Soon, a rush of people emerges from the shambles of the terminal. A man limps, his arms on the shoulders of friends. A frail elderly woman wearing a mask slowly makes her way out. Behind them, the throng. Men and women, some with toddlers and infants, most carrying barely anything at all. There are backpacks and handbags but very few suitcases in the aftermath of Typhoon Haiyan, which laid wasted to the nearby town of 250,000.
Many here have very few belongings left. They are leaving because what was once home is now, for many, a wasteland – the only accommodations those banged together into shanties made from debris.
And so, more than half a week after the winds and the rising waters flattened Tacloban and a series of nearby municipalities, people are leaving. The exit flights are offered free of charge, a combination of military evacuations and departures on commercial aircraft that on Tuesday marked their first full day of resumed service.
Even those coming in to the disaster zone were here in large measure because they want to pull others out.
“I have to get my mother. She refuses to leave. She is 84 years old,”says Sandy Veloso, who together with her family owns a hotel in Tacloban. Her brothers have attempted to persuade the mother to find safer haven elsewhere. They have, so far, failed.
“I think if a daughter comes, maybe she will come with me,” says Ms. Veloso.
Typhoons strike Tacloban with regularity, but in the past people have always found ways to pull through. In 1987, a particularly wicked storm knocked out electricity for three months. Alain Alda remembers it with a touch of fondness.
It offered time to “be a family,” he says. “There was no TV so everybody talked to each other. Nobody went out. Just one big happy family.”
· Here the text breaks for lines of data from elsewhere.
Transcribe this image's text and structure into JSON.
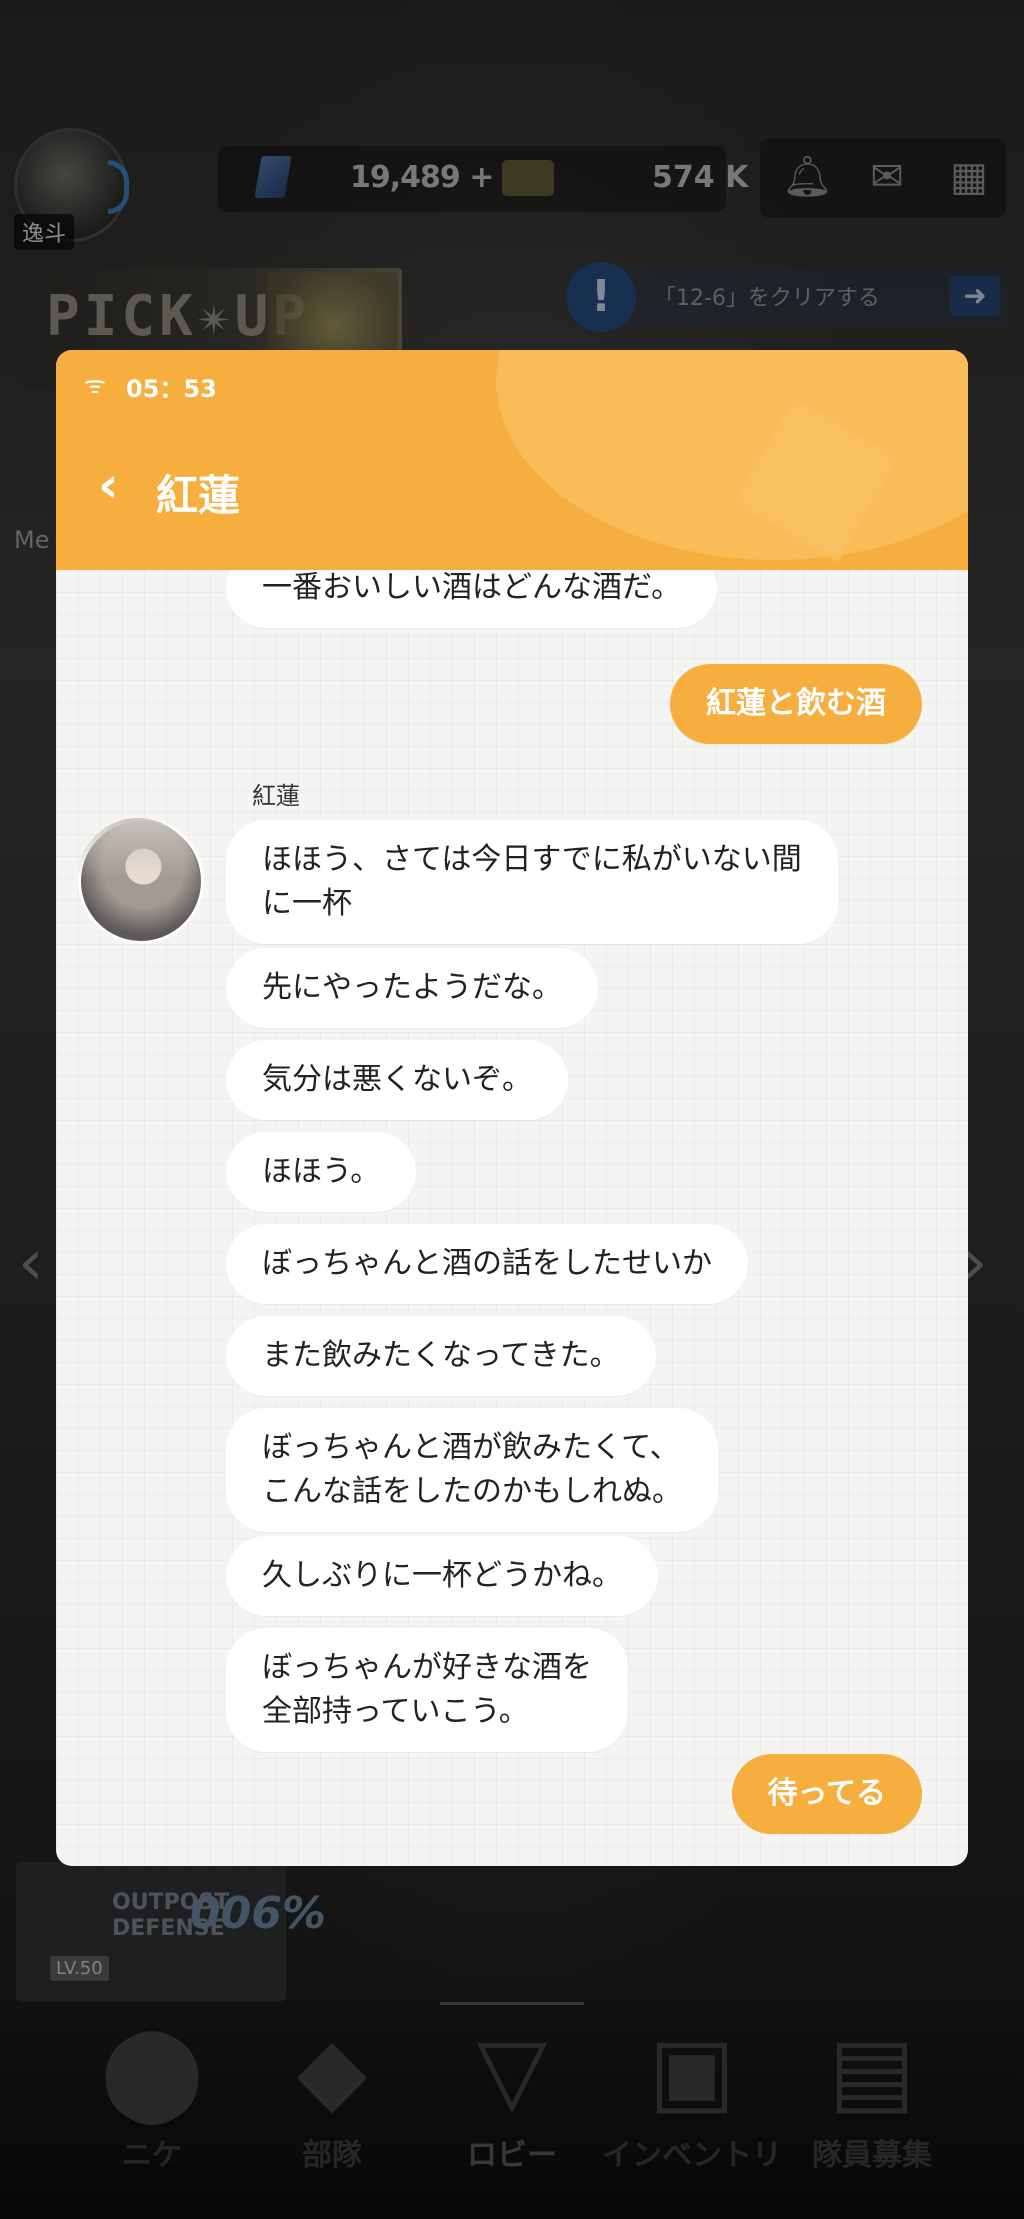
{
  "lobby": {
    "player_name": "逸斗",
    "gems": "19,489 +",
    "credits": "574 K",
    "pickup_banner": "PICK✴UP",
    "mission_text": "「12-6」をクリアする",
    "mission_icon": "!",
    "side_label": "Me",
    "defense_label": "OUTPOST DEFENSE",
    "defense_percent": "006%",
    "defense_level": "LV.50",
    "nav": [
      {
        "label": "ニケ",
        "icon": "nikke-icon"
      },
      {
        "label": "部隊",
        "icon": "squad-icon"
      },
      {
        "label": "ロビー",
        "icon": "lobby-icon"
      },
      {
        "label": "インベントリ",
        "icon": "inventory-icon"
      },
      {
        "label": "隊員募集",
        "icon": "recruit-icon"
      }
    ],
    "active_nav": "ロビー"
  },
  "phone": {
    "status_time": "05：53",
    "chat_title": "紅蓮",
    "header_color": "#f6ae3f"
  },
  "messages": [
    {
      "from": "npc",
      "text": "一番おいしい酒はどんな酒だ。"
    },
    {
      "from": "me",
      "text": "紅蓮と飲む酒"
    },
    {
      "from": "npc_name",
      "text": "紅蓮"
    },
    {
      "from": "npc",
      "text": "ほほう、さては今日すでに私がいない間\nに一杯"
    },
    {
      "from": "npc",
      "text": "先にやったようだな。"
    },
    {
      "from": "npc",
      "text": "気分は悪くないぞ。"
    },
    {
      "from": "npc",
      "text": "ほほう。"
    },
    {
      "from": "npc",
      "text": "ぼっちゃんと酒の話をしたせいか"
    },
    {
      "from": "npc",
      "text": "また飲みたくなってきた。"
    },
    {
      "from": "npc",
      "text": "ぼっちゃんと酒が飲みたくて、\nこんな話をしたのかもしれぬ。"
    },
    {
      "from": "npc",
      "text": "久しぶりに一杯どうかね。"
    },
    {
      "from": "npc",
      "text": "ぼっちゃんが好きな酒を\n全部持っていこう。"
    },
    {
      "from": "me",
      "text": "待ってる"
    }
  ]
}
This time is far different. He has come from Manila to return to Tacloban to retrieve his father, brother and sister-in-law, who is eight months pregnant. Thoughts of rebuilding are far from his mind.
“I heard a lot of people say it’s good to go to Manila or transfer to other provinces. Leave Leyte until things settle down.” Leyte is the island where Tacloban is located.
When they leave, Mr. Alda’s family will join him in Manila, where he lives in a one-bedroom condo. Come December they will be six adults and a newborn.
“It’s going to be a challenge,” he says. “But I am looking forward to it. It’s our second lease on life as a family. Things could have been worse. At least they are still alive.”